Director Basil Dearden was a prolific figure in pre and post-war British cinema at Ealing Studios, co-directing comedies films like The Goose Steps Out (1942), influential horror anthology Dead of Night (1945) and The Blue Lamp (1950) – the latter spawning PC George Dixon of TVs ‘Dixon of Dock Green’.
Although a prolific figure in British and international cinema – with films such as Khartoum (1966) – he had his detractors, including David Thomson who wrote in his New Biographical Dictionary of Film:
“His films are decent, empty, and plodding and his association with Michael Relph is a fair representative of the British preference for bureaucratic cinema.”

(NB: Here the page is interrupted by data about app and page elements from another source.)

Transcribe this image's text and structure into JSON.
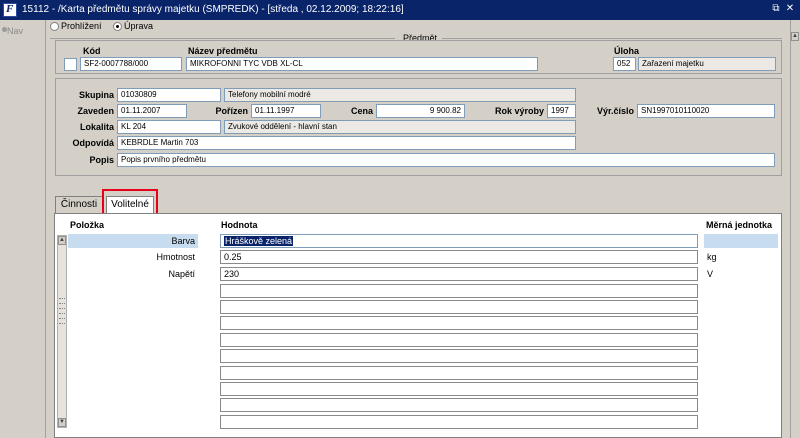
{
  "window": {
    "title": "15112 - /Karta předmětu správy majetku (SMPREDK) - [středa , 02.12.2009; 18:22:16]",
    "restore_icon": "restore-icon",
    "close_icon": "close-icon"
  },
  "nav": {
    "label": "Nav"
  },
  "mode": {
    "options": [
      {
        "label": "Prohlížení",
        "selected": false
      },
      {
        "label": "Úprava",
        "selected": true
      }
    ]
  },
  "predmet": {
    "group_label": "Předmět",
    "kod_label": "Kód",
    "kod_value": "SF2-0007788/000",
    "nazev_label": "Název předmětu",
    "nazev_value": "MIKROFONNI TYC VDB XL-CL",
    "uloha_label": "Úloha",
    "uloha_code": "052",
    "uloha_name": "Zařazení majetku"
  },
  "detail": {
    "skupina_label": "Skupina",
    "skupina_code": "01030809",
    "skupina_name": "Telefony mobilní modré",
    "zaveden_label": "Zaveden",
    "zaveden_value": "01.11.2007",
    "porizen_label": "Pořízen",
    "porizen_value": "01.11.1997",
    "cena_label": "Cena",
    "cena_value": "9 900.82",
    "rok_label": "Rok výroby",
    "rok_value": "1997",
    "vyrcislo_label": "Výr.číslo",
    "vyrcislo_value": "SN1997010110020",
    "lokalita_label": "Lokalita",
    "lokalita_code": "KL 204",
    "lokalita_name": "Zvukové oddělení - hlavní stan",
    "odpovida_label": "Odpovídá",
    "odpovida_value": "KEBRDLE Martin 703",
    "popis_label": "Popis",
    "popis_value": "Popis prvního předmětu"
  },
  "tabs": [
    {
      "label": "Činnosti",
      "active": false
    },
    {
      "label": "Volitelné",
      "active": true
    }
  ],
  "grid": {
    "headers": {
      "polozka": "Položka",
      "hodnota": "Hodnota",
      "jednotka": "Měrná jednotka"
    },
    "rows": [
      {
        "polozka": "Barva",
        "hodnota": "Hráškově zelená",
        "jednotka": ""
      },
      {
        "polozka": "Hmotnost",
        "hodnota": "0.25",
        "jednotka": "kg"
      },
      {
        "polozka": "Napětí",
        "hodnota": "230",
        "jednotka": "V"
      }
    ]
  },
  "colors": {
    "title_bar": "#0a246a",
    "highlight": "#e8001a",
    "selection": "#0a246a"
  }
}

There is some truth to this, and it can even be detected in a serious war drama like The Captive Heart. The stilted upper class speech of officers and the borderline comic cockney tones of infantrymen are all here in abundance.
Despite this, it is still worth seeing.
The original purpose may have been to ease British audiences back to normality, but its depiction of a blinded soldier (Gordon Jackson) and the complex nature of Michael Redgrave’s character do still resonate in this era of wounded veterans fresh from wars in the Middle East.
Another curious parallel is that the central conceit of the film is strikingly similar to a key plot element of TV modern classic Mad Men (2007-2015) – that of a major character posing as another man who died during World War II.
Other elements of interest include its release right after the war and use of actual prisoner of war camps in Germany. One of these was near Westertimke, which had remained largely intact after the end of the conflict.
Produced by the legendary Carl Foreman, it ultimately remains a standard issue World Two melodrama, not great but not too bad either.